In the modern era, perhaps nothing has had an impact on Newcastle Racecourse quite like the arrival of Scottish businessman David Williamson in 2002. He took over as Managing Director, transforming the venue’s fortunes thanks to a boost in turnover from £2.5 million to £6.5 million. The Northumberland Plate alone brings in £30 million to the wider region, whilst Ladies Day, which he introduced, sees around 15,000 racegoers head to the course. He was head-hunted by Newcastle United Football Club, who appointed him as their Executive Director (Operations) in 2008.
If you were after something else that might have had as big an impact on Newcastle Racecourse, then perhaps it was the decision by the course’s owners, Arena Racing Company, to change the flat racing course to an all-weather one. That came in December 2013, when the Tapeta track began to be installed, opening for competition in May of 2016. Another clever decision from the owners was to keep the turf track, ensuring that both flat and jump racing could continue at Newcastle. That explains why it is one of the busiest racecourse in the United Kingdom.
What Else The Course Is Used For

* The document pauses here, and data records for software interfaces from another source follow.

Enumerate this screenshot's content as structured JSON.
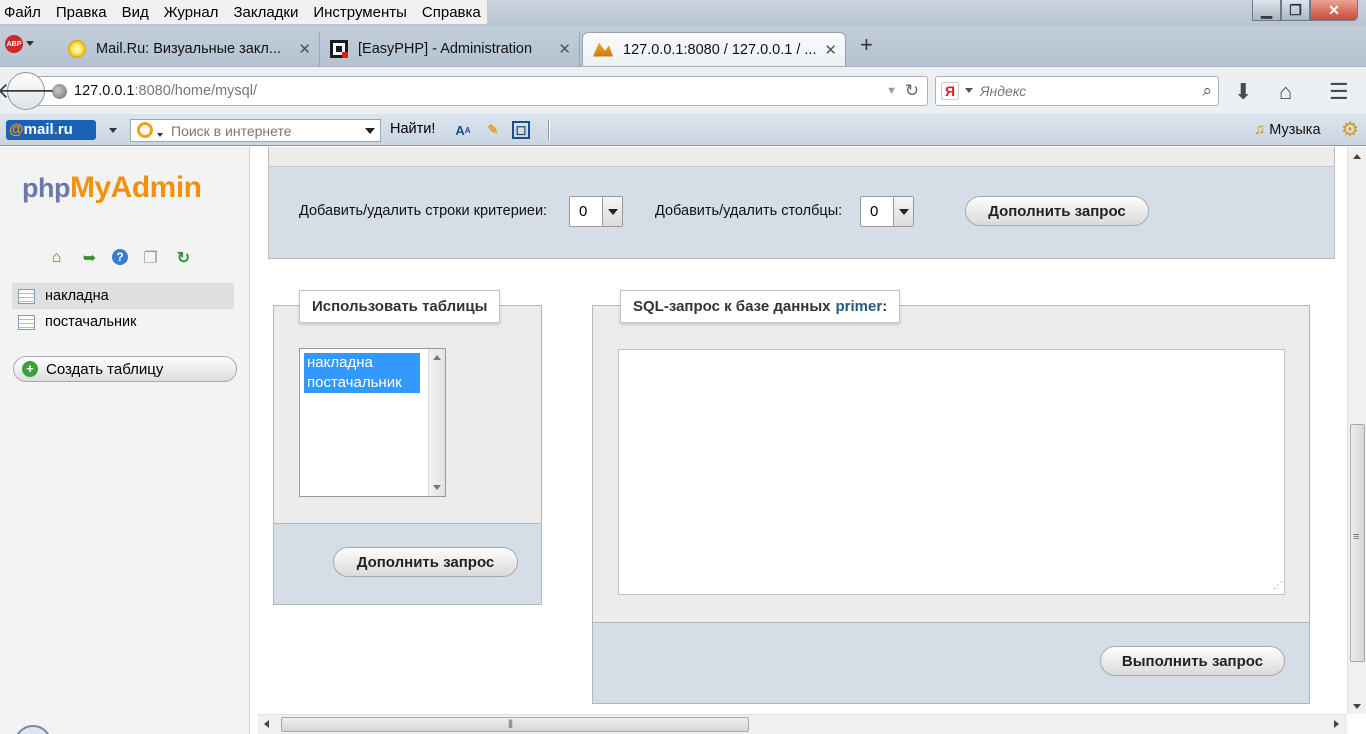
{
  "browser": {
    "menu": [
      "Файл",
      "Правка",
      "Вид",
      "Журнал",
      "Закладки",
      "Инструменты",
      "Справка"
    ],
    "window_controls": {
      "minimize": "▁",
      "maximize": "❐",
      "close": "✕"
    },
    "adblock_label": "ABP",
    "tabs": [
      {
        "label": "Mail.Ru: Визуальные закл...",
        "icon": "mailru-tab-icon",
        "close": "✕"
      },
      {
        "label": "[EasyPHP] - Administration",
        "icon": "easyphp-tab-icon",
        "close": "✕"
      },
      {
        "label": "127.0.0.1:8080 / 127.0.0.1 / ...",
        "icon": "phpmyadmin-tab-icon",
        "close": "✕"
      }
    ],
    "new_tab": "+",
    "url_host": "127.0.0.1",
    "url_path": ":8080/home/mysql/",
    "search_placeholder": "Яндекс",
    "search_engine_badge": "Я"
  },
  "mailru_toolbar": {
    "logo_at": "@",
    "logo_mail": "mail",
    "logo_dot": ".",
    "logo_ru": "ru",
    "search_placeholder": "Поиск в интернете",
    "find_button": "Найти!",
    "music_label": "Музыка"
  },
  "sidebar": {
    "logo_php": "php",
    "logo_myadmin": "MyAdmin",
    "tables": [
      "накладна",
      "постачальник"
    ],
    "create_table": "Создать таблицу"
  },
  "criteria": {
    "rows_label": "Добавить/удалить строки критериеи:",
    "rows_value": "0",
    "cols_label": "Добавить/удалить столбцы:",
    "cols_value": "0",
    "update_button": "Дополнить запрос"
  },
  "use_tables": {
    "legend": "Использовать таблицы",
    "options": [
      "накладна",
      "постачальник"
    ],
    "update_button": "Дополнить запрос"
  },
  "sql_query": {
    "legend_prefix": "SQL-запрос к базе данных",
    "database": "primer",
    "legend_suffix": ":",
    "textarea_value": "",
    "submit_button": "Выполнить запрос"
  }
}
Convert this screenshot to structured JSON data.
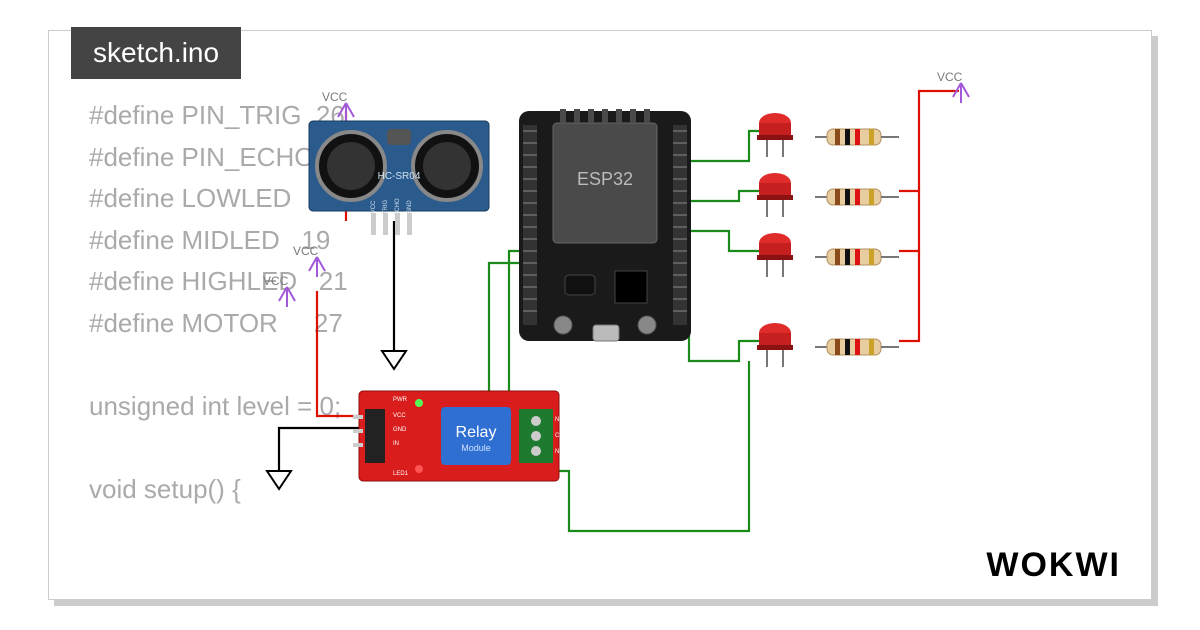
{
  "tab": {
    "filename": "sketch.ino"
  },
  "code": {
    "lines": [
      "#define PIN_TRIG  26",
      "#define PIN_ECHO",
      "#define LOWLED",
      "#define MIDLED   19",
      "#define HIGHLED   21",
      "#define MOTOR     27",
      "",
      "unsigned int level = 0;",
      "",
      "void setup() {"
    ]
  },
  "components": {
    "ultrasonic": {
      "label": "HC-SR04",
      "pins": [
        "VCC",
        "TRIG",
        "ECHO",
        "GND"
      ]
    },
    "mcu": {
      "label": "ESP32"
    },
    "relay": {
      "label": "Relay",
      "sub": "Module",
      "pins_left": [
        "VCC",
        "GND",
        "IN"
      ],
      "pins_side": [
        "PWR",
        "LED1"
      ],
      "pins_right": [
        "NO",
        "COM",
        "NC"
      ]
    },
    "led_count": 4
  },
  "labels": {
    "vcc": "VCC"
  },
  "brand": "WOKWI"
}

As you might imagine, Newcastle Racecourse isn’t used for horse racing alone. The facilities are such that it can be used for everything from weddings to exhibitions, private parties to conferences. The location of the course in High Gosforth Park means that it shares the area with both Border Minstrel Pub and Parklands Golf Club, allowing for more than one activity to take place in the area. Depending on when it is that you’re likely to head to the venue, you could enjoy a fireworks display, a Christmas market and more.
It is all part of the plan to make racing in Newcastle about more than just the course and the events that take place on it. Whilst there are as many as 60 meetings that are run at Newcastle during the year, being able to get people to head there for reasons other than just watching the horses is a sure-fire way of ensuring that it is seen as a community-based venue. That is perhaps more important than ever in the wake of the fallout of Saudi Arabia buying Newcastle United Football Club for the purposes of sports-washing the country’s reputation on a global scale.